A volcanic eruption on the Italian island of Stromboli has produced a stunning lava flow, which was captured on film by the country's scientists.
Located off the Sicilian coast, it is one of the most active volcanoes on the planet and has been erupting almost continuously since 1932. Its last serious eruption occurred in 1921.
Stromboli's mild to moderate eruptions at intervals ranging from minutes to hours have given the volcanic pattern a name — Strombolian — and have been observed at other volcanoes around the world.
The eruptions are almost always explosive but Sunday's was atypical given that it created a lava flow, suggesting a period of high volcanic activity.
The frequency and visibility of Stromboli's eruptions have led to the island being nicknamed the Lighthouse of the Mediterranean.
Sunday's eruption caused the partial collapse of the crater terrace and a lava flow, which resulted in a three-minute seismic signal.
Italy's National Institute of Geophysics and Volcanology posted the footage and images.
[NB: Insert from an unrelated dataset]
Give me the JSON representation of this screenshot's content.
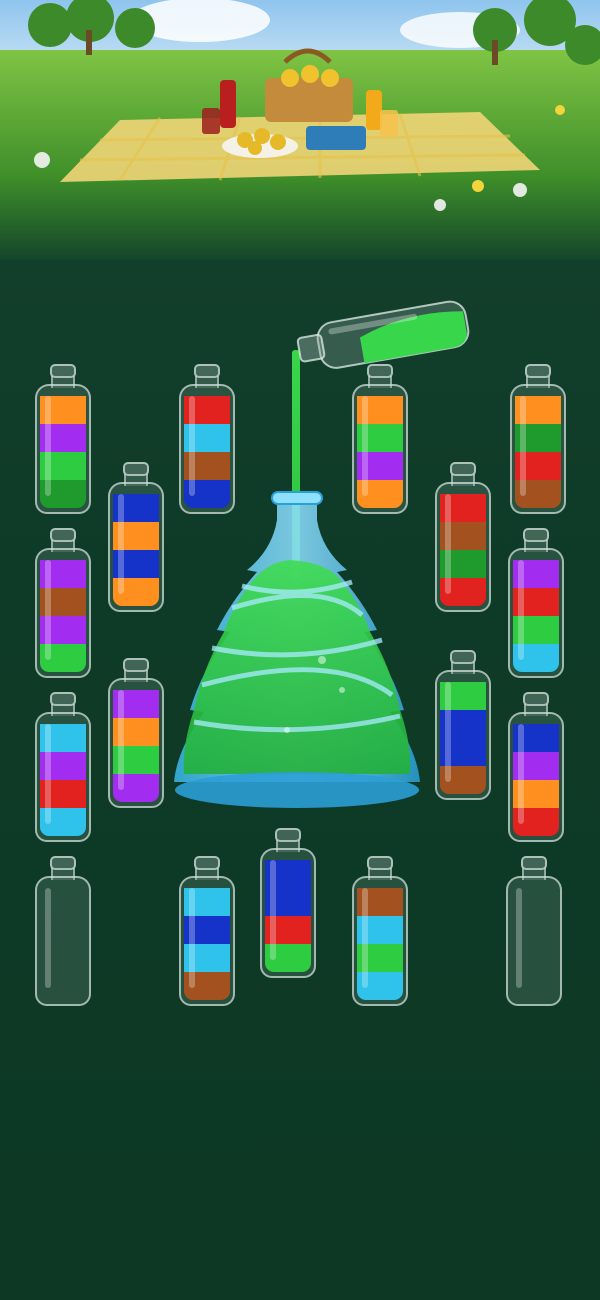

No damage or casualties were reported on the island, which has a population of about 500.